*WHAT THIS TASK INVOLVES*:
Extract all lines that hold "Address" from the records below.

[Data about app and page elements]
+ + + + + + +
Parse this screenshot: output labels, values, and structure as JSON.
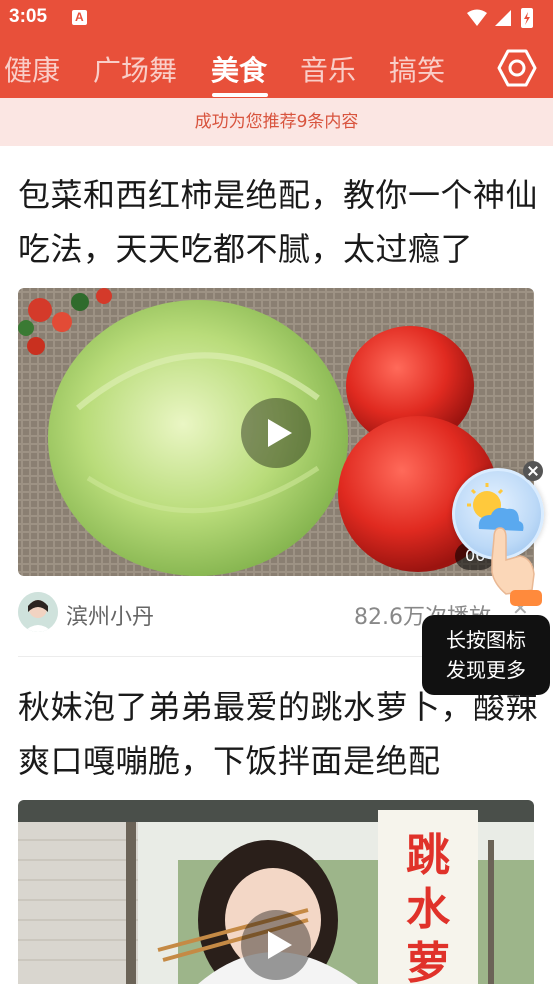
{
  "status": {
    "time": "3:05",
    "app_icon": "notification-app-icon"
  },
  "tabs": [
    {
      "label": "健康"
    },
    {
      "label": "广场舞"
    },
    {
      "label": "美食",
      "active": true
    },
    {
      "label": "音乐"
    },
    {
      "label": "搞笑"
    }
  ],
  "settings_icon": "settings-hexagon-icon",
  "banner": "成功为您推荐9条内容",
  "articles": [
    {
      "title": "包菜和西红柿是绝配，教你一个神仙吃法，天天吃都不腻，太过瘾了",
      "duration": "06",
      "author": "滨州小丹",
      "plays": "82.6万次播放"
    },
    {
      "title": "秋妹泡了弟弟最爱的跳水萝卜，酸辣爽口嘎嘣脆，下饭拌面是绝配",
      "overlay_text": "跳水萝"
    }
  ],
  "tooltip": {
    "line1": "长按图标",
    "line2": "发现更多"
  },
  "colors": {
    "accent": "#e8503a",
    "banner_bg": "#fbe6e3",
    "banner_text": "#d8543e"
  }
}
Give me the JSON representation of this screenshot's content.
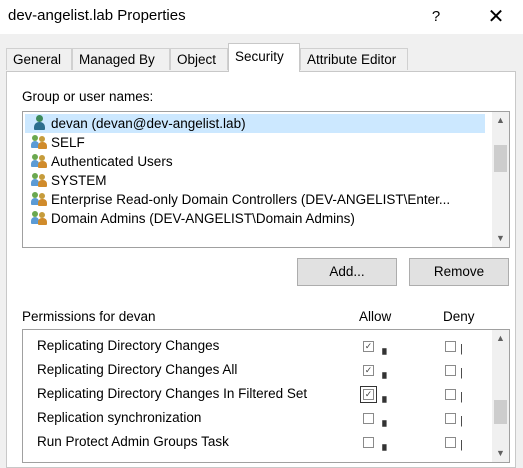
{
  "window": {
    "title": "dev-angelist.lab Properties",
    "help_glyph": "?",
    "close_glyph": "✕"
  },
  "tabs": [
    {
      "label": "General",
      "active": false
    },
    {
      "label": "Managed By",
      "active": false
    },
    {
      "label": "Object",
      "active": false
    },
    {
      "label": "Security",
      "active": true
    },
    {
      "label": "Attribute Editor",
      "active": false
    }
  ],
  "security": {
    "group_label": "Group or user names:",
    "principals": [
      {
        "name": "devan (devan@dev-angelist.lab)",
        "icon": "user-icon",
        "selected": true
      },
      {
        "name": "SELF",
        "icon": "group-icon",
        "selected": false
      },
      {
        "name": "Authenticated Users",
        "icon": "group-icon",
        "selected": false
      },
      {
        "name": "SYSTEM",
        "icon": "group-icon",
        "selected": false
      },
      {
        "name": "Enterprise Read-only Domain Controllers (DEV-ANGELIST\\Enter...",
        "icon": "group-icon",
        "selected": false
      },
      {
        "name": "Domain Admins (DEV-ANGELIST\\Domain Admins)",
        "icon": "group-icon",
        "selected": false
      }
    ],
    "add_button": "Add...",
    "remove_button": "Remove",
    "permissions_label": "Permissions for devan",
    "allow_header": "Allow",
    "deny_header": "Deny",
    "permissions": [
      {
        "name": "Replicating Directory Changes",
        "allow": true,
        "deny": false
      },
      {
        "name": "Replicating Directory Changes All",
        "allow": true,
        "deny": false
      },
      {
        "name": "Replicating Directory Changes In Filtered Set",
        "allow": true,
        "deny": false
      },
      {
        "name": "Replication synchronization",
        "allow": false,
        "deny": false
      },
      {
        "name": "Run Protect Admin Groups Task",
        "allow": false,
        "deny": false
      }
    ]
  },
  "scroll_arrows": {
    "up": "▲",
    "down": "▼"
  },
  "colors": {
    "selection": "#cce8ff",
    "panel": "#ffffff",
    "window_bg": "#f0f0f0"
  }
}
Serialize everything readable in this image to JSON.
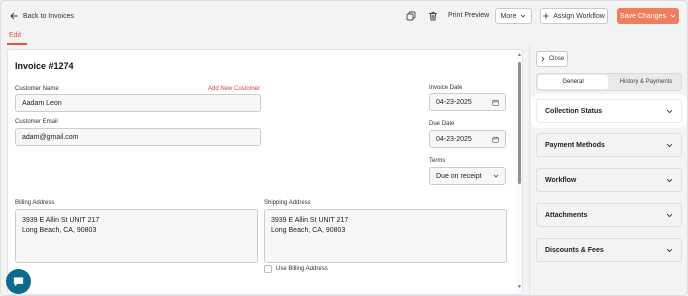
{
  "header": {
    "back_label": "Back to Invoices",
    "print_label": "Print Preview",
    "more_label": "More",
    "assign_label": "Assign Workflow",
    "save_label": "Save Changes",
    "edit_tab": "Edit"
  },
  "invoice": {
    "title": "Invoice #1274",
    "customer_name_label": "Customer Name",
    "add_new_customer": "Add New Customer",
    "customer_name": "Aadam Leon",
    "customer_email_label": "Customer Email",
    "customer_email": "adam@gmail.com",
    "invoice_date_label": "Invoice Date",
    "invoice_date": "04-23-2025",
    "due_date_label": "Due Date",
    "due_date": "04-23-2025",
    "terms_label": "Terms",
    "terms_value": "Due on receipt",
    "billing_label": "Billing Address",
    "billing_line1": "3939 E Allin St UNIT 217",
    "billing_line2": "Long Beach, CA, 90803",
    "shipping_label": "Shipping Address",
    "shipping_line1": "3939 E Allin St UNIT 217",
    "shipping_line2": "Long Beach, CA, 90803",
    "use_billing_label": "Use Billing Address"
  },
  "sidebar": {
    "close_label": "Close",
    "tabs": [
      "General",
      "History & Payments"
    ],
    "sections": [
      "Collection Status",
      "Payment Methods",
      "Workflow",
      "Attachments",
      "Discounts & Fees"
    ]
  },
  "colors": {
    "accent": "#e2573b",
    "save_button": "#ef7d5f",
    "chat_bubble": "#0e6a8c"
  }
}
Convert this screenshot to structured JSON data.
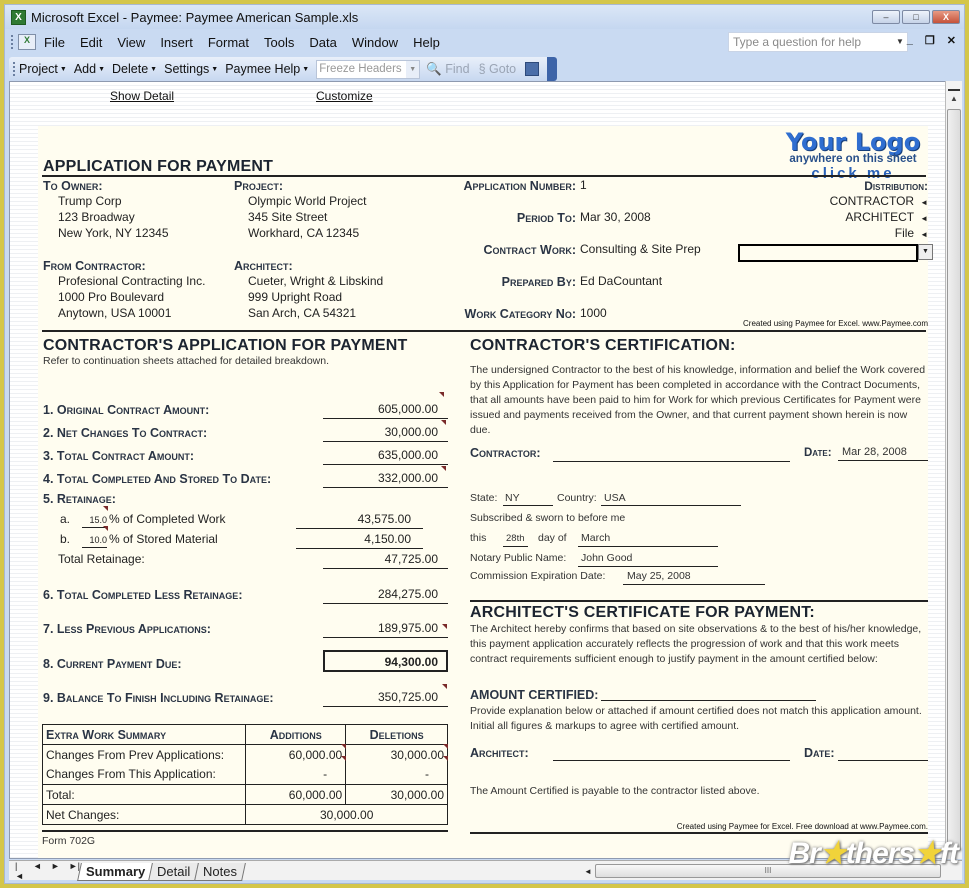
{
  "window": {
    "title": "Microsoft Excel - Paymee: Paymee American Sample.xls",
    "controls": {
      "minimize": "–",
      "maximize": "□",
      "close": "X"
    }
  },
  "menubar": {
    "items": [
      "File",
      "Edit",
      "View",
      "Insert",
      "Format",
      "Tools",
      "Data",
      "Window",
      "Help"
    ],
    "help_placeholder": "Type a question for help",
    "mdi": {
      "minimize": "_",
      "restore": "❐",
      "close": "✕"
    }
  },
  "toolbar": {
    "menus": [
      "Project",
      "Add",
      "Delete",
      "Settings",
      "Paymee Help"
    ],
    "freeze_select": "Freeze Headers",
    "find": "Find",
    "goto": "Goto"
  },
  "sheet_links": {
    "show_detail": "Show Detail",
    "customize": "Customize"
  },
  "logo": {
    "line1": "Your Logo",
    "line2": "anywhere on this sheet",
    "line3": "click me"
  },
  "header": {
    "title": "APPLICATION FOR PAYMENT",
    "to_owner": {
      "label": "To Owner:",
      "lines": [
        "Trump Corp",
        "123 Broadway",
        "New York, NY 12345"
      ]
    },
    "project": {
      "label": "Project:",
      "lines": [
        "Olympic World Project",
        "345 Site Street",
        "Workhard, CA 12345"
      ]
    },
    "from_contractor": {
      "label": "From Contractor:",
      "lines": [
        "Profesional Contracting Inc.",
        "1000 Pro Boulevard",
        "Anytown, USA 10001"
      ]
    },
    "architect": {
      "label": "Architect:",
      "lines": [
        "Cueter, Wright & Libskind",
        "999 Upright Road",
        "San Arch, CA 54321"
      ]
    },
    "application_number": {
      "label": "Application Number:",
      "value": "1"
    },
    "period_to": {
      "label": "Period To:",
      "value": "Mar 30, 2008"
    },
    "contract_work": {
      "label": "Contract Work:",
      "value": "Consulting & Site Prep"
    },
    "prepared_by": {
      "label": "Prepared By:",
      "value": "Ed DaCountant"
    },
    "work_category": {
      "label": "Work Category No:",
      "value": "1000"
    },
    "distribution": {
      "label": "Distribution:",
      "items": [
        "CONTRACTOR",
        "ARCHITECT",
        "File"
      ],
      "marker": "◄"
    },
    "credit": "Created using Paymee for Excel.  www.Paymee.com"
  },
  "application": {
    "title": "CONTRACTOR'S APPLICATION FOR PAYMENT",
    "subtitle": "Refer to continuation sheets attached for detailed breakdown.",
    "lines": [
      {
        "label": "1. Original Contract Amount:",
        "value": "605,000.00"
      },
      {
        "label": "2. Net Changes To Contract:",
        "value": "30,000.00"
      },
      {
        "label": "3. Total Contract Amount:",
        "value": "635,000.00"
      },
      {
        "label": "4. Total Completed And Stored To Date:",
        "value": "332,000.00"
      }
    ],
    "retainage": {
      "label": "5. Retainage:",
      "a": {
        "letter": "a.",
        "pct": "15.0",
        "text": "% of Completed Work",
        "value": "43,575.00"
      },
      "b": {
        "letter": "b.",
        "pct": "10.0",
        "text": "% of Stored Material",
        "value": "4,150.00"
      },
      "total": {
        "label": "Total Retainage:",
        "value": "47,725.00"
      }
    },
    "line6": {
      "label": "6. Total Completed Less Retainage:",
      "value": "284,275.00"
    },
    "line7": {
      "label": "7. Less Previous Applications:",
      "value": "189,975.00"
    },
    "line8": {
      "label": "8. Current Payment Due:",
      "value": "94,300.00"
    },
    "line9": {
      "label": "9. Balance To Finish Including Retainage:",
      "value": "350,725.00"
    }
  },
  "extra_work": {
    "headers": [
      "Extra Work Summary",
      "Additions",
      "Deletions"
    ],
    "rows": [
      {
        "label": "Changes From Prev Applications:",
        "additions": "60,000.00",
        "deletions": "30,000.00"
      },
      {
        "label": "Changes From This Application:",
        "additions": "-",
        "deletions": "-"
      },
      {
        "label": "Total:",
        "additions": "60,000.00",
        "deletions": "30,000.00"
      }
    ],
    "net": {
      "label": "Net Changes:",
      "value": "30,000.00"
    }
  },
  "form_id": "Form 702G",
  "certification": {
    "title": "CONTRACTOR'S CERTIFICATION:",
    "text": "The undersigned Contractor to the best of his knowledge, information and belief the Work covered by this Application for Payment has been completed in accordance with the Contract Documents, that all amounts have been paid to him for Work for which previous Certificates for Payment were issued and payments received from the Owner, and that current payment shown herein is now due.",
    "contractor_label": "Contractor:",
    "date_label": "Date:",
    "date_value": "Mar 28, 2008",
    "state_label": "State:",
    "state": "NY",
    "country_label": "Country:",
    "country": "USA",
    "sworn": "Subscribed & sworn to before me",
    "this_label": "this",
    "day": "28th",
    "day_of_label": "day of",
    "month": "March",
    "notary_label": "Notary Public Name:",
    "notary": "John Good",
    "expiration_label": "Commission Expiration Date:",
    "expiration": "May 25, 2008"
  },
  "architect_cert": {
    "title": "ARCHITECT'S CERTIFICATE FOR PAYMENT:",
    "text": "The Architect hereby confirms that based on site observations & to the best of his/her knowledge, this payment application accurately reflects the progression of work and that this work meets contract requirements sufficient enough to justify payment in the amount certified below:",
    "amount_label": "AMOUNT CERTIFIED:",
    "explain": "Provide explanation below or attached if amount certified does not match this application amount.  Initial all figures & markups to agree with certified amount.",
    "architect_label": "Architect:",
    "date_label": "Date:",
    "payable": "The Amount Certified is payable to the contractor listed above.",
    "credit": "Created using Paymee for Excel.  Free download at www.Paymee.com."
  },
  "sheet_tabs": [
    {
      "label": "Summary",
      "active": true
    },
    {
      "label": "Detail",
      "active": false
    },
    {
      "label": "Notes",
      "active": false
    }
  ],
  "tab_nav": [
    "|◄",
    "◄",
    "►",
    "►|"
  ],
  "watermark": {
    "pre": "Br",
    "star": "★",
    "mid": "thers",
    "post": "ft"
  }
}
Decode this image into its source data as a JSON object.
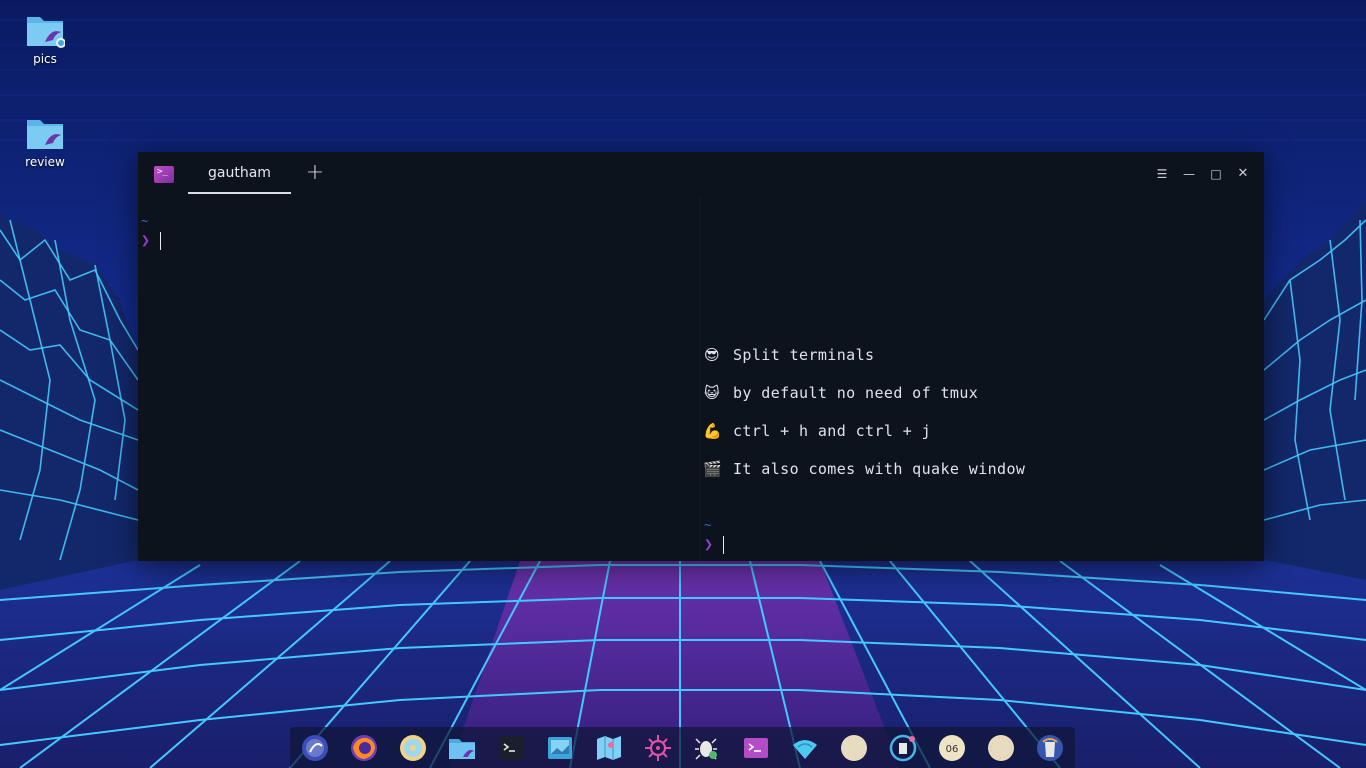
{
  "desktop": {
    "icons": [
      {
        "label": "pics",
        "icon": "folder-icon"
      },
      {
        "label": "review",
        "icon": "folder-icon"
      }
    ]
  },
  "terminal": {
    "app_icon": "terminal-app-icon",
    "tab_label": "gautham",
    "new_tab_icon": "plus-icon",
    "controls": [
      "menu-icon",
      "minimize-icon",
      "maximize-icon",
      "close-icon"
    ],
    "left_pane": {
      "tilde": "~",
      "prompt": "❯"
    },
    "right_pane": {
      "lines": [
        {
          "emoji": "😎",
          "text": "Split terminals"
        },
        {
          "emoji": "😺",
          "text": "by default no need of tmux"
        },
        {
          "emoji": "💪",
          "text": "ctrl + h and ctrl + j"
        },
        {
          "emoji": "🎬",
          "text": "It also comes with quake window"
        }
      ],
      "tilde": "~",
      "prompt": "❯"
    }
  },
  "dock": {
    "items": [
      "launcher-icon",
      "firefox-icon",
      "disc-player-icon",
      "file-manager-icon",
      "terminal-icon",
      "image-viewer-icon",
      "maps-icon",
      "settings-wheel-icon",
      "bug-tool-icon",
      "deepin-terminal-icon",
      "wifi-icon",
      "blank-app-icon",
      "notification-icon",
      "clock-icon",
      "blank-app-2-icon",
      "trash-icon"
    ],
    "clock_text": "06"
  },
  "colors": {
    "terminal_bg": "#0d131d",
    "prompt": "#8f3fd0",
    "tilde": "#3a6fc8",
    "grid_line": "#43c9ff",
    "wallpaper_top": "#0a1a63"
  }
}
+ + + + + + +
*RESPONSE*:
    "billing_label": "Billing Address",
    "shipping_label": "Shipping Address",
    "use_billing_label": "Use Billing Address"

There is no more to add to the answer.